surrounds the letter "A" and flows through the aperture 34 to fill the island 18. The resulting opaque bridge 38 filling the aperture 34 impedes the flow of light to the portion of the crossbar 16 adjacent the bridge thereby causing a shadow on the
light bar which is aesthetically objectionable.
SUMMARY OF THE INVENTION
It is therefore an object of the invention to reduce the shadow in a two part illuminated button having an opaque bridge to an island defined by a closed figure. Another object is to improve the structure of an illuminated button made by a two
shot molding method for more uniform symbol illumination.
The prior art button is modified by placing the bridge path farther to the rear of the ridge defining the symbol so that it extends behind the rear base surface. This allows the portion of the ridge adjacent the bridge to be much larger to
conduct more light to that portion, greatly reducing the shadow cast by the bridge.
BRIEF DESCRIPTION OF THE DRAWINGS
The above and other advantages of the invention will become more apparent from the following description taken in conjunction with the accompanying drawings wherein like references refer to like parts and wherein:
FIG. 1 is a front view of an illuminated button according to the prior art;
FIG. 2 is a partially broken away isometric view of the translucent part of the button of FIG. 1 along with backlighting means;
FIGS. 3 and 4 are cross sections of the button taken along lines 3--3 and 4--4 of FIG. 1, respectively;
FIG. 5 is a front view of an illuminated button assembly according to the invention;
FIG. 6 is a cross section of the button assembly taken along line 6--6 of FIG. 5;
FIG. 7 is a partially broken away isometric view of the translucent part of the button of FIG. 5 along with backlighting means;
FIG. 8 is an enlarged view of area 8 of FIG. 6; and
FIG. 9 is a cross section of the center region of the button taken along lines 9--9 of FIG. 5.
DESCRIPTION OF THE INVENTION
It will be apparent that the button referred to herein may well be a knob or other illuminated graphic which is beneficially made by multi-shot molding. The drawings of the invention use the same numerals used in prior art FIGS. 1-4 except that
primes are added to features which differ from the prior art.
Referring to FIG. 5, a button 10' has the same illuminated graphic features described in FIG. 1 and is the same in outward appearance except for more uniform illumination due to reducing the shadow cast by the opaque bridge 38'. As shown in
FIGS. 6-9 the ridge portion of the cross bar 16' in the region of the bridge 38' is made deeper, nearly twice as deep as in the prior art version shown in FIG. 1. The bridge 38' then extends back behind the rear surface 28 of the base to form a flow
path around the cross bar 16', connecting the island 18 with the outer region 19 outside the symbol.
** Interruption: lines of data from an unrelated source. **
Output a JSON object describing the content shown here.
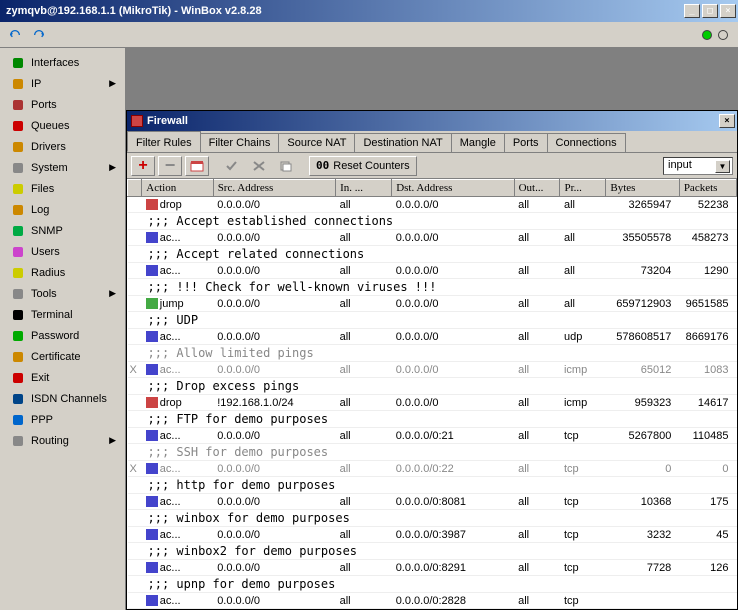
{
  "window": {
    "title": "zymqvb@192.168.1.1 (MikroTik) - WinBox v2.8.28"
  },
  "toolbar1": {
    "undo_title": "Undo",
    "redo_title": "Redo"
  },
  "sidebar": {
    "items": [
      {
        "label": "Interfaces",
        "arrow": false,
        "color": "#080"
      },
      {
        "label": "IP",
        "arrow": true,
        "color": "#c80"
      },
      {
        "label": "Ports",
        "arrow": false,
        "color": "#a33"
      },
      {
        "label": "Queues",
        "arrow": false,
        "color": "#c00"
      },
      {
        "label": "Drivers",
        "arrow": false,
        "color": "#c80"
      },
      {
        "label": "System",
        "arrow": true,
        "color": "#888"
      },
      {
        "label": "Files",
        "arrow": false,
        "color": "#cc0"
      },
      {
        "label": "Log",
        "arrow": false,
        "color": "#c80"
      },
      {
        "label": "SNMP",
        "arrow": false,
        "color": "#0a4"
      },
      {
        "label": "Users",
        "arrow": false,
        "color": "#c4c"
      },
      {
        "label": "Radius",
        "arrow": false,
        "color": "#cc0"
      },
      {
        "label": "Tools",
        "arrow": true,
        "color": "#888"
      },
      {
        "label": "Terminal",
        "arrow": false,
        "color": "#000"
      },
      {
        "label": "Password",
        "arrow": false,
        "color": "#0a0"
      },
      {
        "label": "Certificate",
        "arrow": false,
        "color": "#c80"
      },
      {
        "label": "Exit",
        "arrow": false,
        "color": "#c00"
      },
      {
        "label": "ISDN Channels",
        "arrow": false,
        "color": "#048"
      },
      {
        "label": "PPP",
        "arrow": false,
        "color": "#06c"
      },
      {
        "label": "Routing",
        "arrow": true,
        "color": "#888"
      }
    ]
  },
  "firewall": {
    "title": "Firewall",
    "tabs": [
      {
        "label": "Filter Rules",
        "active": true
      },
      {
        "label": "Filter Chains",
        "active": false
      },
      {
        "label": "Source NAT",
        "active": false
      },
      {
        "label": "Destination NAT",
        "active": false
      },
      {
        "label": "Mangle",
        "active": false
      },
      {
        "label": "Ports",
        "active": false
      },
      {
        "label": "Connections",
        "active": false
      }
    ],
    "reset_label": "Reset Counters",
    "chain": "input",
    "columns": [
      "",
      "Action",
      "Src. Address",
      "In. ...",
      "Dst. Address",
      "Out...",
      "Pr...",
      "Bytes",
      "Packets"
    ],
    "rows": [
      {
        "t": "r",
        "mark": "",
        "action": "drop",
        "ai": "drop",
        "src": "0.0.0.0/0",
        "in": "all",
        "dst": "0.0.0.0/0",
        "out": "all",
        "pr": "all",
        "bytes": "3265947",
        "pkts": "52238"
      },
      {
        "t": "c",
        "txt": ";;; Accept established connections"
      },
      {
        "t": "r",
        "mark": "",
        "action": "ac...",
        "ai": "acc",
        "src": "0.0.0.0/0",
        "in": "all",
        "dst": "0.0.0.0/0",
        "out": "all",
        "pr": "all",
        "bytes": "35505578",
        "pkts": "458273"
      },
      {
        "t": "c",
        "txt": ";;; Accept related connections"
      },
      {
        "t": "r",
        "mark": "",
        "action": "ac...",
        "ai": "acc",
        "src": "0.0.0.0/0",
        "in": "all",
        "dst": "0.0.0.0/0",
        "out": "all",
        "pr": "all",
        "bytes": "73204",
        "pkts": "1290"
      },
      {
        "t": "c",
        "txt": ";;; !!! Check for well-known viruses !!!"
      },
      {
        "t": "r",
        "mark": "",
        "action": "jump",
        "ai": "jump",
        "src": "0.0.0.0/0",
        "in": "all",
        "dst": "0.0.0.0/0",
        "out": "all",
        "pr": "all",
        "bytes": "659712903",
        "pkts": "9651585"
      },
      {
        "t": "c",
        "txt": ";;; UDP"
      },
      {
        "t": "r",
        "mark": "",
        "action": "ac...",
        "ai": "acc",
        "src": "0.0.0.0/0",
        "in": "all",
        "dst": "0.0.0.0/0",
        "out": "all",
        "pr": "udp",
        "bytes": "578608517",
        "pkts": "8669176"
      },
      {
        "t": "c",
        "dis": true,
        "txt": ";;; Allow limited pings"
      },
      {
        "t": "r",
        "dis": true,
        "mark": "X",
        "action": "ac...",
        "ai": "acc",
        "src": "0.0.0.0/0",
        "in": "all",
        "dst": "0.0.0.0/0",
        "out": "all",
        "pr": "icmp",
        "bytes": "65012",
        "pkts": "1083"
      },
      {
        "t": "c",
        "txt": ";;; Drop excess pings"
      },
      {
        "t": "r",
        "mark": "",
        "action": "drop",
        "ai": "drop",
        "src": "!192.168.1.0/24",
        "in": "all",
        "dst": "0.0.0.0/0",
        "out": "all",
        "pr": "icmp",
        "bytes": "959323",
        "pkts": "14617"
      },
      {
        "t": "c",
        "txt": ";;; FTP for demo purposes"
      },
      {
        "t": "r",
        "mark": "",
        "action": "ac...",
        "ai": "acc",
        "src": "0.0.0.0/0",
        "in": "all",
        "dst": "0.0.0.0/0:21",
        "out": "all",
        "pr": "tcp",
        "bytes": "5267800",
        "pkts": "110485"
      },
      {
        "t": "c",
        "dis": true,
        "txt": ";;; SSH for demo purposes"
      },
      {
        "t": "r",
        "dis": true,
        "mark": "X",
        "action": "ac...",
        "ai": "acc",
        "src": "0.0.0.0/0",
        "in": "all",
        "dst": "0.0.0.0/0:22",
        "out": "all",
        "pr": "tcp",
        "bytes": "0",
        "pkts": "0"
      },
      {
        "t": "c",
        "txt": ";;; http for demo purposes"
      },
      {
        "t": "r",
        "mark": "",
        "action": "ac...",
        "ai": "acc",
        "src": "0.0.0.0/0",
        "in": "all",
        "dst": "0.0.0.0/0:8081",
        "out": "all",
        "pr": "tcp",
        "bytes": "10368",
        "pkts": "175"
      },
      {
        "t": "c",
        "txt": ";;; winbox for demo purposes"
      },
      {
        "t": "r",
        "mark": "",
        "action": "ac...",
        "ai": "acc",
        "src": "0.0.0.0/0",
        "in": "all",
        "dst": "0.0.0.0/0:3987",
        "out": "all",
        "pr": "tcp",
        "bytes": "3232",
        "pkts": "45"
      },
      {
        "t": "c",
        "txt": ";;; winbox2 for demo purposes"
      },
      {
        "t": "r",
        "mark": "",
        "action": "ac...",
        "ai": "acc",
        "src": "0.0.0.0/0",
        "in": "all",
        "dst": "0.0.0.0/0:8291",
        "out": "all",
        "pr": "tcp",
        "bytes": "7728",
        "pkts": "126"
      },
      {
        "t": "c",
        "txt": ";;; upnp for demo purposes"
      },
      {
        "t": "r",
        "mark": "",
        "action": "ac...",
        "ai": "acc",
        "src": "0.0.0.0/0",
        "in": "all",
        "dst": "0.0.0.0/0:2828",
        "out": "all",
        "pr": "tcp",
        "bytes": "",
        "pkts": ""
      }
    ]
  }
}
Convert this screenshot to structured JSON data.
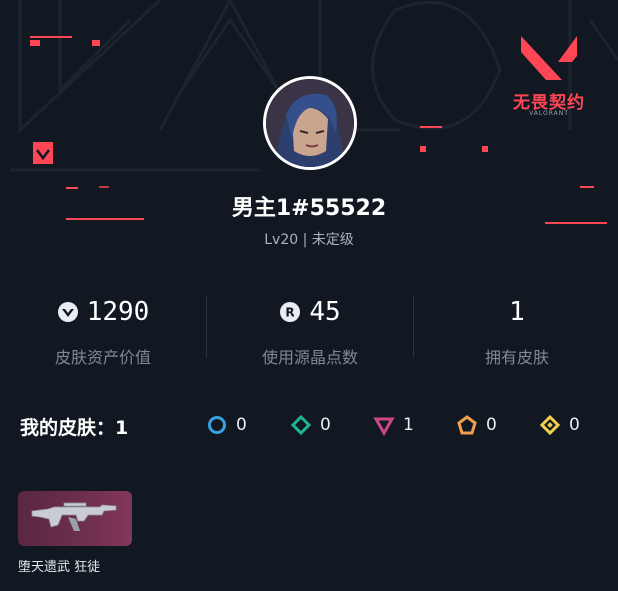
{
  "brand": {
    "name": "无畏契约",
    "sub": "VALORANT",
    "accent": "#ff4655"
  },
  "profile": {
    "username": "男主1#55522",
    "level_text": "Lv20 | 未定级",
    "avatar_icon": "player-avatar-portrait"
  },
  "stats": [
    {
      "icon": "valorant-points-icon",
      "value": "1290",
      "label": "皮肤资产价值"
    },
    {
      "icon": "radianite-points-icon",
      "value": "45",
      "label": "使用源晶点数"
    },
    {
      "icon": "",
      "value": "1",
      "label": "拥有皮肤"
    }
  ],
  "skins": {
    "title": "我的皮肤：1",
    "tiers": [
      {
        "icon": "tier-select-icon",
        "color": "#3aa0e0",
        "count": "0"
      },
      {
        "icon": "tier-deluxe-icon",
        "color": "#1fb58f",
        "count": "0"
      },
      {
        "icon": "tier-premium-icon",
        "color": "#d0468a",
        "count": "1"
      },
      {
        "icon": "tier-exclusive-icon",
        "color": "#f0a04a",
        "count": "0"
      },
      {
        "icon": "tier-ultra-icon",
        "color": "#f2d04d",
        "count": "0"
      }
    ],
    "items": [
      {
        "name": "堕天遗武 狂徒",
        "icon": "rifle-vandal-icon"
      }
    ]
  }
}
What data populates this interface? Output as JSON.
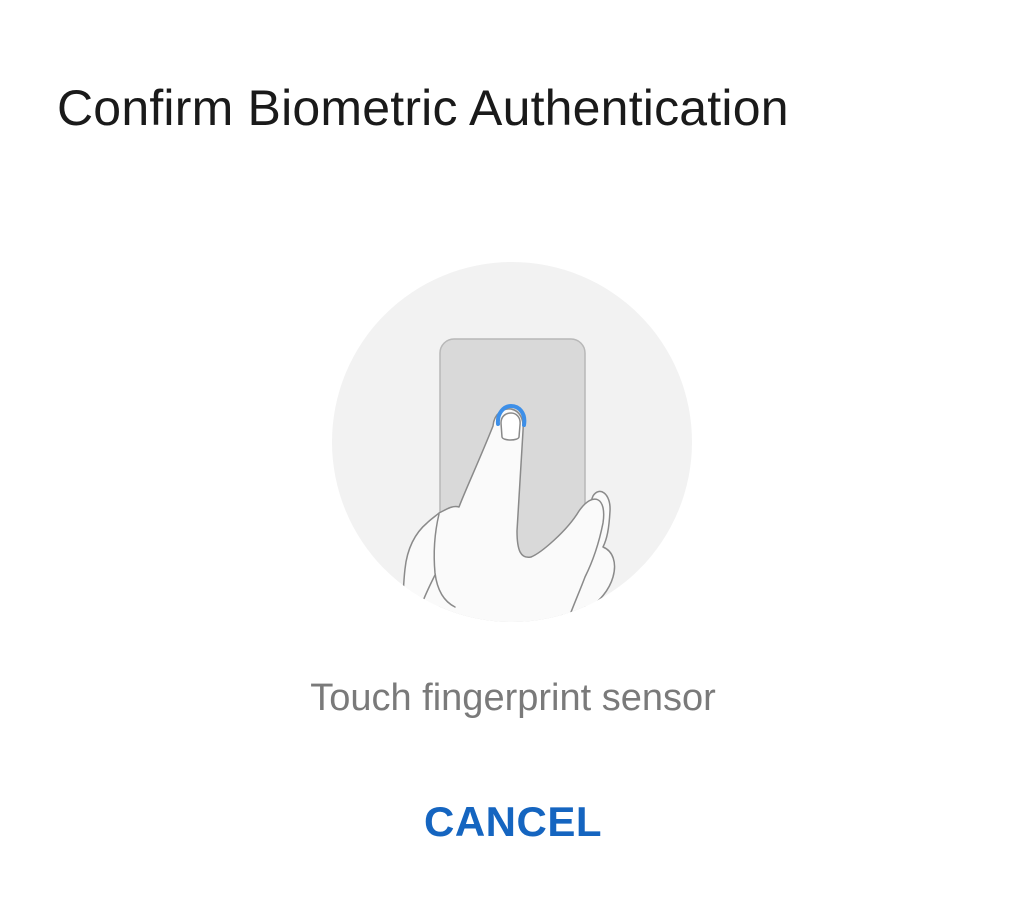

A comparison of FIGS. 4 and 9 reveals how light (shown by arrows) conducted through the translucent base 20' more readily reaches the cross bar to
reduce the shadow of the bridge. Measurements of light transmission using a Hoffman sphere show that in the shadow region of the FIG. 1-4 device the light is reduced 91%, and in the corresponding region of the button according to the invention the light
is reduced only 45%. This improved illumination is sufficient to spell the difference between a product which is commercially successful and one which is rejected.
In general, the button assembly shown in FIGS. 5 and 6 includes the button 10' mounted in an aperture of a trim plate 12 and in front of back lighting means such as a lamp 30 on a circuit board. As in the prior art, the letter "A" has legs 14, a
modified cross bar 16' and an island 18. The improved structure is indicated in FIG. 6 but is more clearly shown in FIGS. 7-9.
It will thus be seen that the modified bridge element vastly improves the uniformity of illumination of button graphics and yet adds no cost to the manufacture. Only a slight tooling modification is needed to change the shape and the path of the